It is such a pretty plant but when I got some for the park beds that I a friend take care of, the tag didn't mention it was an aquatic. We had more than enough rain in my area this year so the plants did quite well but I will keep this in mind if it is to be planted again.


On Sep 5, 2003, pleb from Plymouth,
United Kingdom (Zone 9a) wrote:

It is not actually a grass because they all belong to the family Poaceae (Gramineae). The Cyperaceae is the family to which all the sedges belong. Isolepis cernua is native to western and southern Europe and north Africa and is found in wet places, especially bare sandy or peaty habitats near the sea.


On Sep 4, 2003, Happenstance from Northern California, CA wrote:

This is a miniature grass/sedge. It came tagged with the old name Scirpus cernuus cv. 'Tina Turner Grass.' I haven't been able to find any documentation on that name and not much on the plant itself.

It is growing in a constantly moist area at the edge of our pond.


On Apr 29, 2003, spur from Florence, OR wrote:

I have been growing this plant indoors and it does great as long as I remember to water it a lot. I have seen it in many nurseries out here in the pacific northwest in both pots and in ponds. My friend leaves hers in water almost all the time and it is quite happy. I have been seeing it in gardening magazines planted with annuals in boxes. I think I am going to try it this year in a box and do colors of lime greens and dark purples. In fact just a few months ago mine out grew it's pot and needed to be divided, so I just chopped it into four pieces and they are all doing fine. It couldn't be easier to grow as long as it doesn't dry out!


On Apr 20, 2003, Moses wrote:

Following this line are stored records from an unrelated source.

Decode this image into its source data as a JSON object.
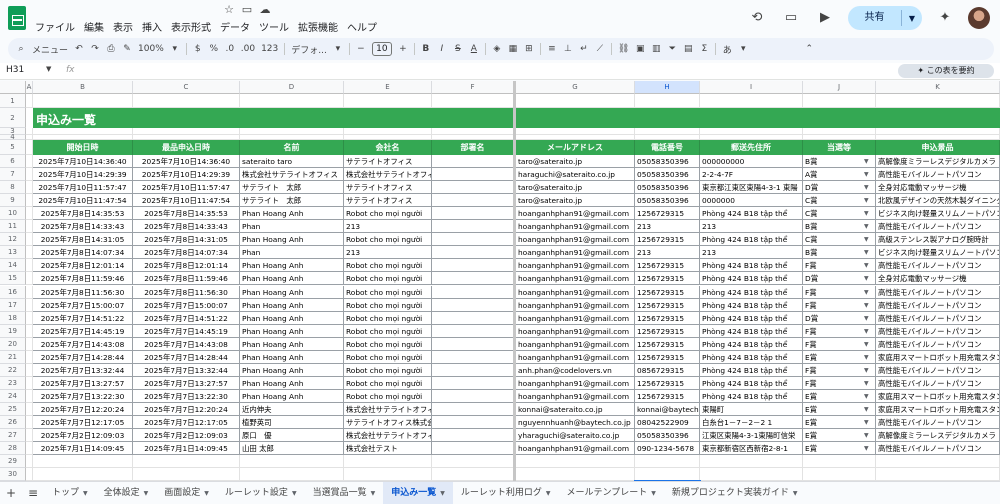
{
  "menu": [
    "ファイル",
    "編集",
    "表示",
    "挿入",
    "表示形式",
    "データ",
    "ツール",
    "拡張機能",
    "ヘルプ"
  ],
  "share_label": "共有",
  "toolbar": {
    "menu_search": "メニュー",
    "zoom": "100%",
    "currency": "$",
    "percent": "%",
    "dec_less": ".0",
    "dec_more": ".00",
    "number_format": "123",
    "font": "デフォ...",
    "font_size": "10",
    "bold": "B",
    "italic": "I",
    "strike": "S",
    "text_color": "A",
    "input_tools": "あ"
  },
  "formula_bar": {
    "name_box": "H31",
    "fx": "fx",
    "value": ""
  },
  "summarize_label": "この表を要約",
  "columns": [
    "A",
    "B",
    "C",
    "D",
    "E",
    "F",
    "G",
    "H",
    "I",
    "J",
    "K"
  ],
  "selected_column": "H",
  "selected_row": "31",
  "row_numbers": [
    "1",
    "2",
    "3",
    "4",
    "5",
    "6",
    "7",
    "8",
    "9",
    "10",
    "11",
    "12",
    "13",
    "14",
    "15",
    "16",
    "17",
    "18",
    "19",
    "20",
    "21",
    "22",
    "23",
    "24",
    "25",
    "26",
    "27",
    "28",
    "29",
    "30",
    "31",
    "32"
  ],
  "sheet_title": "申込み一覧",
  "table_headers": [
    "開始日時",
    "最品申込日時",
    "名前",
    "会社名",
    "部署名",
    "メールアドレス",
    "電話番号",
    "郵送先住所",
    "当選等",
    "申込景品"
  ],
  "rows": [
    [
      "2025年7月10日14:36:40",
      "2025年7月10日14:36:40",
      "sateraito taro",
      "サテライトオフィス",
      "",
      "taro@sateraito.jp",
      "05058350396",
      "000000000",
      "B賞",
      "高解像度ミラーレスデジタルカメラ"
    ],
    [
      "2025年7月10日14:29:39",
      "2025年7月10日14:29:39",
      "株式会社サテライトオフィス",
      "株式会社サテライトオフィス",
      "",
      "haraguchi@sateraito.co.jp",
      "05058350396",
      "2-2-4-7F",
      "A賞",
      "高性能モバイルノートパソコン"
    ],
    [
      "2025年7月10日11:57:47",
      "2025年7月10日11:57:47",
      "サテライト　太郎",
      "サテライトオフィス",
      "",
      "taro@sateraito.jp",
      "05058350396",
      "東京都江東区東陽4-3-1 東陽",
      "D賞",
      "全身対応電動マッサージ機"
    ],
    [
      "2025年7月10日11:47:54",
      "2025年7月10日11:47:54",
      "サテライト　太郎",
      "サテライトオフィス",
      "",
      "taro@sateraito.jp",
      "05058350396",
      "0000000",
      "C賞",
      "北欧風デザインの天然木製ダイニング"
    ],
    [
      "2025年7月8日14:35:53",
      "2025年7月8日14:35:53",
      "Phan Hoang Anh",
      "Robot cho mọi người",
      "",
      "hoanganhphan91@gmail.com",
      "1256729315",
      "Phòng 424 B18 tập thể",
      "C賞",
      "ビジネス向け軽量スリムノートパソコン"
    ],
    [
      "2025年7月8日14:33:43",
      "2025年7月8日14:33:43",
      "Phan",
      "213",
      "",
      "hoanganhphan91@gmail.com",
      "213",
      "213",
      "B賞",
      "高性能モバイルノートパソコン"
    ],
    [
      "2025年7月8日14:31:05",
      "2025年7月8日14:31:05",
      "Phan Hoang Anh",
      "Robot cho mọi người",
      "",
      "hoanganhphan91@gmail.com",
      "1256729315",
      "Phòng 424 B18 tập thể",
      "C賞",
      "高級ステンレス製アナログ腕時計"
    ],
    [
      "2025年7月8日14:07:34",
      "2025年7月8日14:07:34",
      "Phan",
      "213",
      "",
      "hoanganhphan91@gmail.com",
      "213",
      "213",
      "B賞",
      "ビジネス向け軽量スリムノートパソコン"
    ],
    [
      "2025年7月8日12:01:14",
      "2025年7月8日12:01:14",
      "Phan Hoang Anh",
      "Robot cho mọi người",
      "",
      "hoanganhphan91@gmail.com",
      "1256729315",
      "Phòng 424 B18 tập thể",
      "F賞",
      "高性能モバイルノートパソコン"
    ],
    [
      "2025年7月8日11:59:46",
      "2025年7月8日11:59:46",
      "Phan Hoang Anh",
      "Robot cho mọi người",
      "",
      "hoanganhphan91@gmail.com",
      "1256729315",
      "Phòng 424 B18 tập thể",
      "D賞",
      "全身対応電動マッサージ機"
    ],
    [
      "2025年7月8日11:56:30",
      "2025年7月8日11:56:30",
      "Phan Hoang Anh",
      "Robot cho mọi người",
      "",
      "hoanganhphan91@gmail.com",
      "1256729315",
      "Phòng 424 B18 tập thể",
      "F賞",
      "高性能モバイルノートパソコン"
    ],
    [
      "2025年7月7日15:00:07",
      "2025年7月7日15:00:07",
      "Phan Hoang Anh",
      "Robot cho mọi người",
      "",
      "hoanganhphan91@gmail.com",
      "1256729315",
      "Phòng 424 B18 tập thể",
      "F賞",
      "高性能モバイルノートパソコン"
    ],
    [
      "2025年7月7日14:51:22",
      "2025年7月7日14:51:22",
      "Phan Hoang Anh",
      "Robot cho mọi người",
      "",
      "hoanganhphan91@gmail.com",
      "1256729315",
      "Phòng 424 B18 tập thể",
      "D賞",
      "高性能モバイルノートパソコン"
    ],
    [
      "2025年7月7日14:45:19",
      "2025年7月7日14:45:19",
      "Phan Hoang Anh",
      "Robot cho mọi người",
      "",
      "hoanganhphan91@gmail.com",
      "1256729315",
      "Phòng 424 B18 tập thể",
      "F賞",
      "高性能モバイルノートパソコン"
    ],
    [
      "2025年7月7日14:43:08",
      "2025年7月7日14:43:08",
      "Phan Hoang Anh",
      "Robot cho mọi người",
      "",
      "hoanganhphan91@gmail.com",
      "1256729315",
      "Phòng 424 B18 tập thể",
      "F賞",
      "高性能モバイルノートパソコン"
    ],
    [
      "2025年7月7日14:28:44",
      "2025年7月7日14:28:44",
      "Phan Hoang Anh",
      "Robot cho mọi người",
      "",
      "hoanganhphan91@gmail.com",
      "1256729315",
      "Phòng 424 B18 tập thể",
      "E賞",
      "家庭用スマートロボット用充電スタンド"
    ],
    [
      "2025年7月7日13:32:44",
      "2025年7月7日13:32:44",
      "Phan Hoang Anh",
      "Robot cho mọi người",
      "",
      "anh.phan@codelovers.vn",
      "0856729315",
      "Phòng 424 B18 tập thể",
      "F賞",
      "高性能モバイルノートパソコン"
    ],
    [
      "2025年7月7日13:27:57",
      "2025年7月7日13:27:57",
      "Phan Hoang Anh",
      "Robot cho mọi người",
      "",
      "hoanganhphan91@gmail.com",
      "1256729315",
      "Phòng 424 B18 tập thể",
      "F賞",
      "高性能モバイルノートパソコン"
    ],
    [
      "2025年7月7日13:22:30",
      "2025年7月7日13:22:30",
      "Phan Hoang Anh",
      "Robot cho mọi người",
      "",
      "hoanganhphan91@gmail.com",
      "1256729315",
      "Phòng 424 B18 tập thể",
      "E賞",
      "家庭用スマートロボット用充電スタンド"
    ],
    [
      "2025年7月7日12:20:24",
      "2025年7月7日12:20:24",
      "近内伸夫",
      "株式会社サテライトオフィス",
      "",
      "konnai@sateraito.co.jp",
      "konnai@baytech",
      "東陽町",
      "E賞",
      "家庭用スマートロボット用充電スタンド"
    ],
    [
      "2025年7月7日12:17:05",
      "2025年7月7日12:17:05",
      "植野英司",
      "サテライトオフィス株式会社",
      "",
      "nguyennhuanh@baytech.co.jp",
      "08042522909",
      "白糸台1－7－2－2 1",
      "E賞",
      "高性能モバイルノートパソコン"
    ],
    [
      "2025年7月2日12:09:03",
      "2025年7月2日12:09:03",
      "原口　優",
      "株式会社サテライトオフィス",
      "",
      "yharaguchi@sateraito.co.jp",
      "05058350396",
      "江東区東陽4-3-1東陽町信栄",
      "E賞",
      "高解像度ミラーレスデジタルカメラ"
    ],
    [
      "2025年7月1日14:09:45",
      "2025年7月1日14:09:45",
      "山田 太郎",
      "株式会社テスト",
      "",
      "hoanganhphan91@gmail.com",
      "090-1234-5678",
      "東京都新宿区西新宿2-8-1",
      "E賞",
      "高性能モバイルノートパソコン"
    ]
  ],
  "sheet_tabs": [
    "トップ",
    "全体設定",
    "画面設定",
    "ルーレット設定",
    "当選賞品一覧",
    "申込み一覧",
    "ルーレット利用ログ",
    "メールテンプレート",
    "新規プロジェクト実装ガイド"
  ],
  "active_tab": "申込み一覧",
  "colors": {
    "header_green": "#34a853",
    "selection_blue": "#1a73e8",
    "active_tab_text": "#0b57d0"
  }
}
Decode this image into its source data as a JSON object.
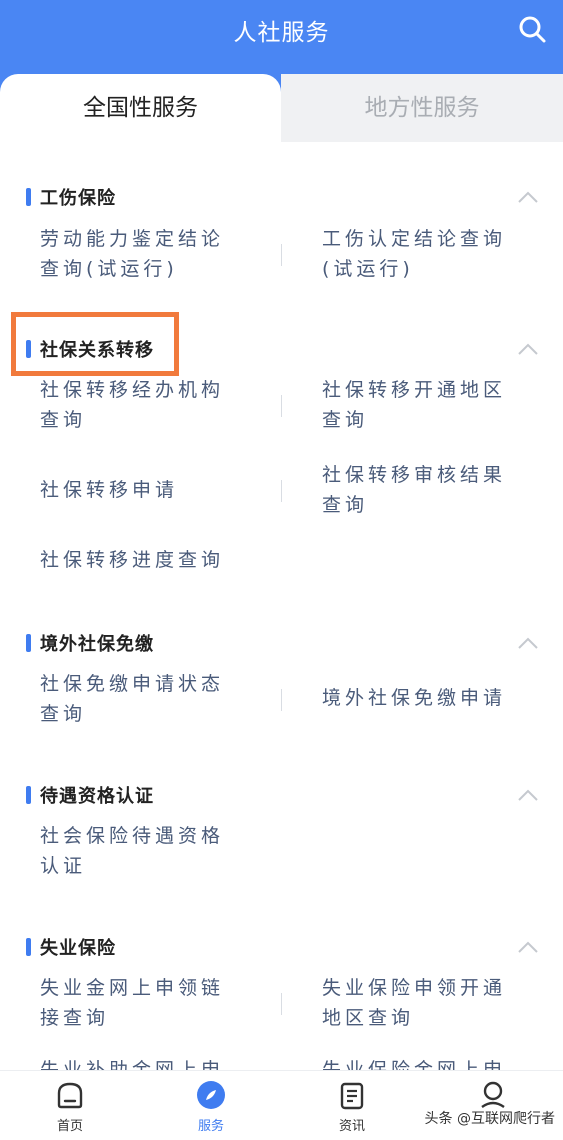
{
  "header": {
    "title": "人社服务"
  },
  "tabs": [
    {
      "label": "全国性服务"
    },
    {
      "label": "地方性服务"
    }
  ],
  "sections": [
    {
      "title": "工伤保险",
      "items": [
        {
          "line1": "劳动能力鉴定结论",
          "line2": "查询(试运行)"
        },
        {
          "line1": "工伤认定结论查询",
          "line2": "(试运行)"
        }
      ]
    },
    {
      "title": "社保关系转移",
      "items": [
        {
          "line1": "社保转移经办机构",
          "line2": "查询"
        },
        {
          "line1": "社保转移开通地区",
          "line2": "查询"
        },
        {
          "line1": "社保转移申请",
          "line2": ""
        },
        {
          "line1": "社保转移审核结果",
          "line2": "查询"
        },
        {
          "line1": "社保转移进度查询",
          "line2": ""
        }
      ]
    },
    {
      "title": "境外社保免缴",
      "items": [
        {
          "line1": "社保免缴申请状态",
          "line2": "查询"
        },
        {
          "line1": "境外社保免缴申请",
          "line2": ""
        }
      ]
    },
    {
      "title": "待遇资格认证",
      "items": [
        {
          "line1": "社会保险待遇资格",
          "line2": "认证"
        }
      ]
    },
    {
      "title": "失业保险",
      "items": [
        {
          "line1": "失业金网上申领链",
          "line2": "接查询"
        },
        {
          "line1": "失业保险申领开通",
          "line2": "地区查询"
        },
        {
          "line1": "失业补助金网上申",
          "line2": ""
        },
        {
          "line1": "失业保险金网上申",
          "line2": ""
        }
      ]
    }
  ],
  "bottom_nav": [
    {
      "label": "首页",
      "icon": "home-icon"
    },
    {
      "label": "服务",
      "icon": "compass-icon",
      "active": true
    },
    {
      "label": "资讯",
      "icon": "news-icon"
    },
    {
      "label": "",
      "icon": "user-icon"
    }
  ],
  "watermark": "头条 @互联网爬行者",
  "colors": {
    "header": "#4a86f3",
    "accent": "#3f7cf0",
    "highlight": "#f17a3c",
    "item_text": "#4a5b7a"
  }
}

It is beautiful!!!Thats why I bought it as soon as I saw it. But couldnt get any info on it...they didnt even know if it was an annual or perenial!Now, I see you list it as "Pond-Aquatic", and shade.That completely changes my idea of what to do with it.I will be watching for comments and looking for info.